By comparison, and InnoDB buffer pooling aside, our 8GB VM delivered completely different results, most obviously the flat-lining of read-only transaction rates at a thread count of eight and up, which is in complete contrast to the read-write performance that clearly improve with thread count.
As for the changes brought about by the InnoDB buffer pool size, there were gains at lower thread counts for both read-only and read-write speeds, but it seemed to marginally pull down transaction rates in read-write mode at higher thread counts. However, with other constraints evident in the my.cnf file, it’s too early to write the buffer pool off in this situation just yet.

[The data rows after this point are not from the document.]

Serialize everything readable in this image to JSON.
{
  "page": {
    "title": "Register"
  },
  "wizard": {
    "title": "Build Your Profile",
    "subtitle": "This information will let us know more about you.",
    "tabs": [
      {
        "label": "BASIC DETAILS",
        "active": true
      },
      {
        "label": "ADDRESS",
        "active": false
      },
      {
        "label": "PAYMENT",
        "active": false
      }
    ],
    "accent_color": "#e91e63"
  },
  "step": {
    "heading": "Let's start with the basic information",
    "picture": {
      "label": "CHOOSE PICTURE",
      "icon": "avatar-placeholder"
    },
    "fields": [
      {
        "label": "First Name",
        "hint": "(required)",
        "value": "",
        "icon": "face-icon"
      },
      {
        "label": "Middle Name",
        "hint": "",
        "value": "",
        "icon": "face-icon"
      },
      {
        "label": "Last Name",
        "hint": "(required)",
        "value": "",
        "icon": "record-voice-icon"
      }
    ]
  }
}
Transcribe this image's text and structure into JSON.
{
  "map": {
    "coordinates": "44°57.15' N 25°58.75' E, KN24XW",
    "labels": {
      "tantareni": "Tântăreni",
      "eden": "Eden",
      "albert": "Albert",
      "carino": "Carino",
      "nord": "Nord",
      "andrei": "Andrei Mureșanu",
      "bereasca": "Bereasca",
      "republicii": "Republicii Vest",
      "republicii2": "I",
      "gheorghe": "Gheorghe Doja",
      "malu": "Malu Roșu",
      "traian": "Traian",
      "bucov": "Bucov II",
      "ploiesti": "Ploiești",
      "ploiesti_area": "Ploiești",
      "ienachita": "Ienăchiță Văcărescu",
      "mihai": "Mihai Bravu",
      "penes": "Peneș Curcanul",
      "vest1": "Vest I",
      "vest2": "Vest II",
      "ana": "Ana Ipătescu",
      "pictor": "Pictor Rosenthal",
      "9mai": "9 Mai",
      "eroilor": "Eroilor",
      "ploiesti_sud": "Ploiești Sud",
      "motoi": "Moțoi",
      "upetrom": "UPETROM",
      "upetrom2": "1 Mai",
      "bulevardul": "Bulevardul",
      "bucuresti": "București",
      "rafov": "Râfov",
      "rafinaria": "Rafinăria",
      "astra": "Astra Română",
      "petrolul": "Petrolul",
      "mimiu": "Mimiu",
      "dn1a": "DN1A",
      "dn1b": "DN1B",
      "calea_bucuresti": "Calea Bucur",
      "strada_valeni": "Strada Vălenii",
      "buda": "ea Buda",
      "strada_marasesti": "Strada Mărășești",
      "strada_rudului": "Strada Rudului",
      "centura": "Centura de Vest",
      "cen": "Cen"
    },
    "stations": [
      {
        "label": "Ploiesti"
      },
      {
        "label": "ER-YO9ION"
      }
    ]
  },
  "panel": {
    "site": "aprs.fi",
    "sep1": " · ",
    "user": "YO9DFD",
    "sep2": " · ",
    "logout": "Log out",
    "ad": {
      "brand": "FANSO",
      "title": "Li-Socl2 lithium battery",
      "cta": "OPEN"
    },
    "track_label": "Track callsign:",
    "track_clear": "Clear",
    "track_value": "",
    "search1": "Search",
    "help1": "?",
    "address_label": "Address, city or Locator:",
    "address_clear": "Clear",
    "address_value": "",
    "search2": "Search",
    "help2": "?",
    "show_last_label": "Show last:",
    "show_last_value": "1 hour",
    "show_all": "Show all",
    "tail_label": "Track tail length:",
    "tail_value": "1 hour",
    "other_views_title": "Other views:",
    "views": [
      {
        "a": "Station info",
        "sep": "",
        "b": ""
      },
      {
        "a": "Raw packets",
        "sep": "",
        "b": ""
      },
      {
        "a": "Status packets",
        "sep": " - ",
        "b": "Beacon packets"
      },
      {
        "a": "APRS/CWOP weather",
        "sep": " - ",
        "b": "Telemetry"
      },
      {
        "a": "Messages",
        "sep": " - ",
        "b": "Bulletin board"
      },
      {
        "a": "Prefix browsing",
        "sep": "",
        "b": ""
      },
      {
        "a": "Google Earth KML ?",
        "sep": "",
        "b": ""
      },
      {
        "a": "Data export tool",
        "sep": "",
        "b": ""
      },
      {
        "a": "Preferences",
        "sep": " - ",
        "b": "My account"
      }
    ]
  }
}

Fine-tuning the InnoDB buffer pool
Overall, it seemed that changing the InnoDB buffer pool made more of a difference to the 1GB VM than the more-resourced 8GB VM. But that may come down to how MySQL implements the buffer pool – and the way you use it.
Remember that if you don’t choose a size, MySQL chooses 128MB for you, which means there’s only the single light buffer that’s easy to handle. On the 8GB VM, that pool now becomes a 3GB man-mountain.
But here’s the really cool feature of the InnoDB buffer – although you can make the buffer pool also as large as you want, MySQL 5.5 allows you split the pool into multiple sections or ‘instances’ once you go beyond 1GB. The idea is that multiple buffers help reduce conflicts during concurrent read-write operations and make more efficient use of all that lovely space. Oracle’s recommendation for best efficiency is that you effectively set the instances switch to equal the number of gigabytes of RAM you set aside for the buffer pool. For example, if you set aside 3GB of RAM, the instances switch is set to 3, so that each instance gets a 1GB chunk to play with.
You do this by implementing the following my.cnf commands:
innodb_buffer_pool_size = 3G
innodb_buffer_pool_instances = 3
But setting the instances switch is entirely optional and we didn’t use it in these specific tests. Instead, we ran extra tests using the instances switch at the end that better show what it does for overall performance, particularly read-write rates on well-stocked servers.
One more thing - if you’re running a dedicated database server, Oracle points out that in certain setups, you can have as much as 80 percent of RAM allocated to the InnoDB buffer pool, showing just how effective it can be.
Read on for four more free, easy ways to fine-tune your MySQL database...